DENVER (AP) - A Cub Scout was kicked out of his den after he questioned a Colorado state lawmaker about her position on gun control and previous comments she made about African-Americans' health and eating fried chicken.
It was the latest political flashpoint for the Boy Scouts after President Donald Trump used his speech at the organization's national jamboree in July to rail against "fake news" and former President Barack Obama and boast about beating Hillary Clinton.
Eleven-year-old Ames Mayfield posed the questions at an Oct. 9 event in Broomfield, between Denver and Boulder. Cub Scouts had been told to come prepared to talk to Republican state Sen. Vicki Marble about issues important to them.
Ames' mother, Lori Mayfield, said a local scout leader later told her that the topic of gun control was inappropriate because of its political nature and that the boy's questions were disrespectful.
The Boy Scouts, which includes the Cub Scouts, refused to comment on why the boy was asked to leave but say he will remain in scouting after finding a new group.
"The Boy Scouts of America is a wholly nonpartisan organization and does not promote any one political position, candidate or philosophy," the organization said Friday in a statement.
Cub Scouts is for children in the first through fifth grades. They meet in groups of children from the same grade called "dens," which are part of larger "packs."
Ames was only kicked out of his den, not the larger pack. Since the other available den met while he attends classes, changing to another den within the pack was not an option. He's joining a den in a new pack at his church, his mother said.
The leaders of the group that kicked Ames out did not return phone messages and emails left by The Associated Press.
In online videos recorded by Lori Mayfield, the scouts asked questions about why people wanted to vote for Obama just because he was black and about Trump's proposed wall along the U.S.-Mexico border. It was unclear which scouts asked the questions. Mayfield blurred the identities of all the children except for that of her son.
In the video showing Ames asking about gun control, he read from a printed sheet, telling the lawmaker that he was shocked that she sponsored a bill that allowed domestic violence offenders to own guns. He also rattled off a list of survey statistics about Americans' views on the issue and spoke about the trouble Las Vegas shooting victims would have paying their bills.
"There is something wrong in our country where Republicans believe it's a right to own a gun but a privilege to have health care. None of that makes sense to me," he said.

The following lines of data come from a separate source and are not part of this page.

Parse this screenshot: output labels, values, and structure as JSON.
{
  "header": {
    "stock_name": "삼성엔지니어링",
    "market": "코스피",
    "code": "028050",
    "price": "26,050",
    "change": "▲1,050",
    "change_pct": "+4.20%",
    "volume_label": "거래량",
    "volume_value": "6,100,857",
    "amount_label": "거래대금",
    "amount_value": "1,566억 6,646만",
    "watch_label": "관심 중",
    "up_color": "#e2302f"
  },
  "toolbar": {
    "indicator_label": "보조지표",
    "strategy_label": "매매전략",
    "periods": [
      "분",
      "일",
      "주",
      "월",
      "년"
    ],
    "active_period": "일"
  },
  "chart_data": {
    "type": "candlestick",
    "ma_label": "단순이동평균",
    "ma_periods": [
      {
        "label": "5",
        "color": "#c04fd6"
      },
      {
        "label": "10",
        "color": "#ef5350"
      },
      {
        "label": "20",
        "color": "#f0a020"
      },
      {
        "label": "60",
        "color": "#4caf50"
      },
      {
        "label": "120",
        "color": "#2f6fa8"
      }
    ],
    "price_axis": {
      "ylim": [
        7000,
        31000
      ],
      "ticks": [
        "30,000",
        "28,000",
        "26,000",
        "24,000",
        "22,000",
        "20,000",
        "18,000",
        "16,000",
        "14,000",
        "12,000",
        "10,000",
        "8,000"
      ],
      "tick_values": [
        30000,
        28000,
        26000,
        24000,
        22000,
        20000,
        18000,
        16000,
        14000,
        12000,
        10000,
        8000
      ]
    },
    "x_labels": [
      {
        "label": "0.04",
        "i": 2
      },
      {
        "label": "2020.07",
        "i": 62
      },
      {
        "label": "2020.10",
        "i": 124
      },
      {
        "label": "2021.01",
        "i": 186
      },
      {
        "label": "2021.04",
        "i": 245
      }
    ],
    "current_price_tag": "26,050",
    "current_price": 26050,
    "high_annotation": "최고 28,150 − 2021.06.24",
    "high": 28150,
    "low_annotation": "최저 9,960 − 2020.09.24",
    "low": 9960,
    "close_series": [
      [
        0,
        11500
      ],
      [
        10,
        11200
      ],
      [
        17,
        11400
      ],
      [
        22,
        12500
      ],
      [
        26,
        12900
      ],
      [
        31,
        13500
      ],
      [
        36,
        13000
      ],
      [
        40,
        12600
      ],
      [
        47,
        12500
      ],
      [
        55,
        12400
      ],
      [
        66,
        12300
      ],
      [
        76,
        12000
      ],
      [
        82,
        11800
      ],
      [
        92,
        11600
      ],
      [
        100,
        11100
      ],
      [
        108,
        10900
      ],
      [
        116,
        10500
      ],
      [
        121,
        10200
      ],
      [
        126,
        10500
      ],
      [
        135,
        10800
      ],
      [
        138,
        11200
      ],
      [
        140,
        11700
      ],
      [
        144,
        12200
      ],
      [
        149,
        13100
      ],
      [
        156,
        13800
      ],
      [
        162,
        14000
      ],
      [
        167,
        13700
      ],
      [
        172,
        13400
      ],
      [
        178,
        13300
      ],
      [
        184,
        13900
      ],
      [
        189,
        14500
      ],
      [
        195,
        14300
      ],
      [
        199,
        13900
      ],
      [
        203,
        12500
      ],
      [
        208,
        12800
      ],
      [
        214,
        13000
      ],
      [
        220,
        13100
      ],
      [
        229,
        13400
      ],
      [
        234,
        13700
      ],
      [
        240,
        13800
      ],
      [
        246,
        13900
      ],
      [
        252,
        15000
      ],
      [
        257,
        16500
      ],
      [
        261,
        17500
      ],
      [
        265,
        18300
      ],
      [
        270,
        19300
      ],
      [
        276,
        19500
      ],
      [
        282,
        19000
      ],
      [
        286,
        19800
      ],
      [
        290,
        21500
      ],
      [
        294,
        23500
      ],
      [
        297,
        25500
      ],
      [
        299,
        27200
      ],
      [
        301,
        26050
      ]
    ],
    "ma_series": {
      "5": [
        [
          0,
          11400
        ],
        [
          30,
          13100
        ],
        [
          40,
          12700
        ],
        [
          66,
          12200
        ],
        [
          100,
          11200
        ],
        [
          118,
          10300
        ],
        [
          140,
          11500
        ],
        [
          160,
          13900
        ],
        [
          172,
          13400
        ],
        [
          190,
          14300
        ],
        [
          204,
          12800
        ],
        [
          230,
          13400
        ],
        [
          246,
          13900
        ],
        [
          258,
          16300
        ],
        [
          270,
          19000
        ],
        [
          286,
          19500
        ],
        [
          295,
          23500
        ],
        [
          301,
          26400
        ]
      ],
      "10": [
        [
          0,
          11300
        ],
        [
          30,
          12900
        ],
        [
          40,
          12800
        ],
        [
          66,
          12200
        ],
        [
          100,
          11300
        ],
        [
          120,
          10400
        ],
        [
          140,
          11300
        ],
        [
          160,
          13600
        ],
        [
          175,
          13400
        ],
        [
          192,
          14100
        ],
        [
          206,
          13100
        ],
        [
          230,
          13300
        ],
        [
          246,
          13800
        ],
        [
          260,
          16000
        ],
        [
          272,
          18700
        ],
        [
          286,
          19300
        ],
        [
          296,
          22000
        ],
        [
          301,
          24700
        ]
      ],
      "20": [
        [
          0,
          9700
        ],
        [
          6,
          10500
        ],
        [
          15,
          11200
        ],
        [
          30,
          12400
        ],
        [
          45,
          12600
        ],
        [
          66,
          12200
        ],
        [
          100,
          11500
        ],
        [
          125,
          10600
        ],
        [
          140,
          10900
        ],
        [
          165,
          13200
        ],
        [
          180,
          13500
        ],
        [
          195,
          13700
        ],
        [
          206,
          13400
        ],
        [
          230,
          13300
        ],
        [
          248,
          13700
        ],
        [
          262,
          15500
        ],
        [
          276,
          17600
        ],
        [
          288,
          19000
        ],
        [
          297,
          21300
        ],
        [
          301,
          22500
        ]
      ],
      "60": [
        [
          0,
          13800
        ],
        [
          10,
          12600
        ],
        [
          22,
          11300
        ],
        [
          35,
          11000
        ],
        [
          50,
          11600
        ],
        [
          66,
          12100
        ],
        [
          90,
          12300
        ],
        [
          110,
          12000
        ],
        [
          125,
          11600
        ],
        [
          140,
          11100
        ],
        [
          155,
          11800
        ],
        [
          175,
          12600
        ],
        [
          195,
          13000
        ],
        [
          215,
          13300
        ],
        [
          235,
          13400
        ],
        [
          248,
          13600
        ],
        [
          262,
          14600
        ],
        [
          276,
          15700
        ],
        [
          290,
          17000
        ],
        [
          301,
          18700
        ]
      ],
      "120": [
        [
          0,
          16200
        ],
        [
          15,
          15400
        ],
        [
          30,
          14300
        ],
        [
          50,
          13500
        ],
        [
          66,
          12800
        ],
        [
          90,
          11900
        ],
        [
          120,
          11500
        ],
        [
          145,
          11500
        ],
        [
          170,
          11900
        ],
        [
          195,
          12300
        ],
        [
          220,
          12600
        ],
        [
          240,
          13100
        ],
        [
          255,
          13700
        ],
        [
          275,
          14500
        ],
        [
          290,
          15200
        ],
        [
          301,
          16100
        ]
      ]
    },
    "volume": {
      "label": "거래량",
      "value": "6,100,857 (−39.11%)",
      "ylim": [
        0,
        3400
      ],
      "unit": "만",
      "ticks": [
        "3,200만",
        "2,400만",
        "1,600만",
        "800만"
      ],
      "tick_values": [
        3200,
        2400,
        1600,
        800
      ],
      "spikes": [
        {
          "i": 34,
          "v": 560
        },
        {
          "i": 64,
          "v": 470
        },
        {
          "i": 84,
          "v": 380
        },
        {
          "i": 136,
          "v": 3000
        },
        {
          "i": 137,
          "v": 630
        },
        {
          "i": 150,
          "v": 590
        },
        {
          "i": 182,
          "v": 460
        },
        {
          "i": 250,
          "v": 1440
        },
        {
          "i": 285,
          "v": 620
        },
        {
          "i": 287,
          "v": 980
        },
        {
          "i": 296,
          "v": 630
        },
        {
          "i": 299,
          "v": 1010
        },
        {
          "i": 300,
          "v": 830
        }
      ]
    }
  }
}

After nearly 2½ minutes, an adult is heard cutting him off, remarking on his thorough question. Marble responds by talking about the need for "crime control" instead and saying that the Vegas shooting and the 2012 Aurora theater shooting both happened in "gun-free zones."
Marble drew national attention in 2013 after she seemed to draw a link between the health of black people and eating fried chicken and barbecue in comments made during a legislative committee hearing. The head of the state Republican Party and others criticized her words.
She then issued a statement saying she was saddened that her comments were interpreted as disparaging.
During the scout meeting, Ames told Marble that he was "astonished that you blamed black people" for their health problems.
She replied, "I didn't. That was made up by the media. So you want to believe it, you believe it, but that's not how it went down."
Marble went on to say Americans enjoy multicultural food but cautioned that people also need to consider whether they are predisposed to any diseases because of their genetic makeup.
In a statement Friday, Marble said she did not know about Ames' dismissal until she read about it. She said she did not blame him because she thought there was an "element of manipulation involved" by his mother.
Mayfield denies that. She said she and her son, whom she said is gifted and likes to watch the news, researched Marble together, and she typed up his questions using his words. The mother questioned why the Scouts would chose to invite such a controversial lawmaker to speak.
The Boy Scouts and their Denver-area governing council said they were "pleased that the family will continue their participation in scouting," the statement said. "We are committed to working with families to find local units that best fit their needs."
Associated Press writers James Anderson in Denver and Tamara Lush in St. Petersburg, Florida, contributed to this report.